━━ Input data ━━

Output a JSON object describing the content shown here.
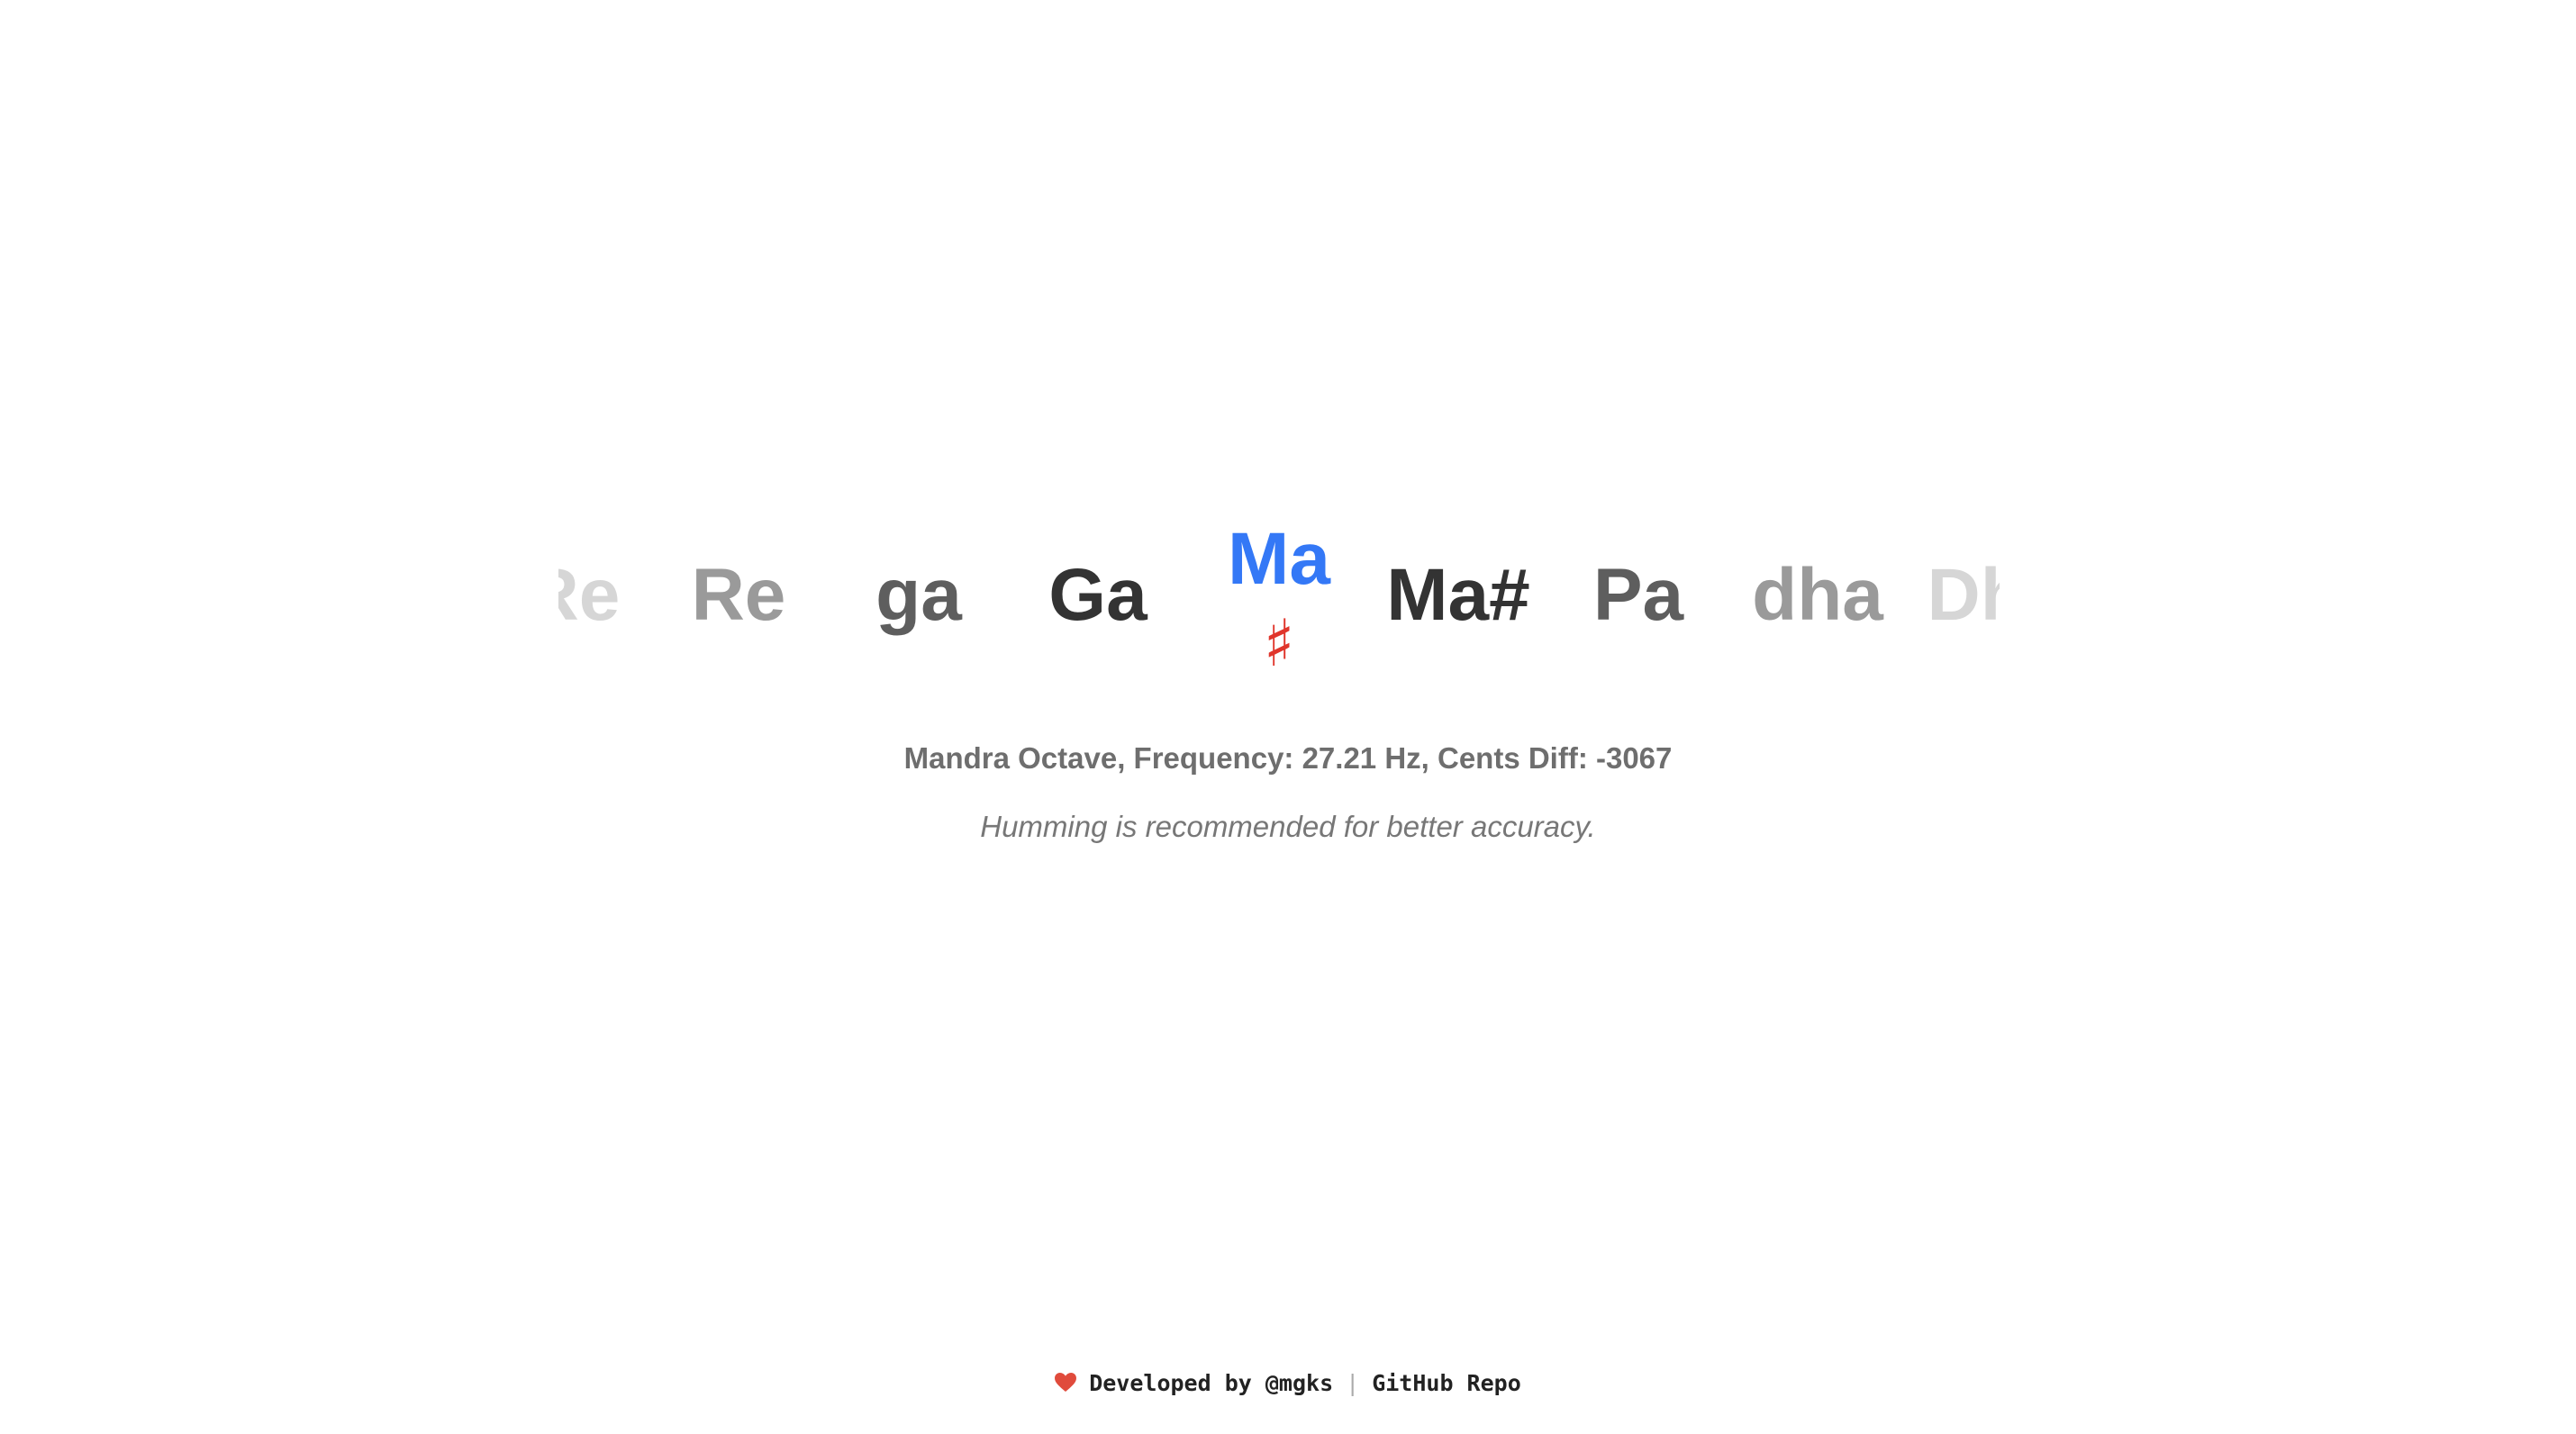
{
  "colors": {
    "active_note": "#3478f6",
    "sharp_mark": "#e0352b",
    "info_text": "#6e6e6e",
    "hint_text": "#777777",
    "footer_text": "#222222",
    "separator": "#aaaaaa",
    "heart": "#e04b3c"
  },
  "notes": [
    {
      "label": "Re",
      "color": "#d6d6d6",
      "center": 16
    },
    {
      "label": "Re",
      "color": "#9a9a9a",
      "center": 200
    },
    {
      "label": "ga",
      "color": "#5e5e5e",
      "center": 400
    },
    {
      "label": "Ga",
      "color": "#333333",
      "center": 599
    },
    {
      "label": "Ma#",
      "color": "#333333",
      "center": 999
    },
    {
      "label": "Pa",
      "color": "#5e5e5e",
      "center": 1199
    },
    {
      "label": "dha",
      "color": "#9a9a9a",
      "center": 1398
    },
    {
      "label": "Dha",
      "color": "#d6d6d6",
      "center": 1597
    }
  ],
  "active_note": {
    "label": "Ma",
    "sharp_symbol": "♯"
  },
  "info": {
    "text": "Mandra Octave, Frequency: 27.21 Hz, Cents Diff: -3067"
  },
  "hint": {
    "text": "Humming is recommended for better accuracy."
  },
  "footer": {
    "developed_by": "Developed by @mgks",
    "separator": "|",
    "repo_link": "GitHub Repo",
    "heart_icon": "heart-icon"
  }
}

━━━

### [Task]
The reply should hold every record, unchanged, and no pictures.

### [Solution to this task]
Output a JSON object describing the content shown here.
{
  "colors": {
    "active_note": "#3478f6",
    "sharp_mark": "#e0352b",
    "info_text": "#6e6e6e",
    "hint_text": "#777777",
    "footer_text": "#222222",
    "separator": "#aaaaaa",
    "heart": "#e04b3c"
  },
  "notes": [
    {
      "label": "Re",
      "color": "#d6d6d6",
      "center": 16
    },
    {
      "label": "Re",
      "color": "#9a9a9a",
      "center": 200
    },
    {
      "label": "ga",
      "color": "#5e5e5e",
      "center": 400
    },
    {
      "label": "Ga",
      "color": "#333333",
      "center": 599
    },
    {
      "label": "Ma#",
      "color": "#333333",
      "center": 999
    },
    {
      "label": "Pa",
      "color": "#5e5e5e",
      "center": 1199
    },
    {
      "label": "dha",
      "color": "#9a9a9a",
      "center": 1398
    },
    {
      "label": "Dha",
      "color": "#d6d6d6",
      "center": 1597
    }
  ],
  "active_note": {
    "label": "Ma",
    "sharp_symbol": "♯"
  },
  "info": {
    "text": "Mandra Octave, Frequency: 27.21 Hz, Cents Diff: -3067"
  },
  "hint": {
    "text": "Humming is recommended for better accuracy."
  },
  "footer": {
    "developed_by": "Developed by @mgks",
    "separator": "|",
    "repo_link": "GitHub Repo",
    "heart_icon": "heart-icon"
  }
}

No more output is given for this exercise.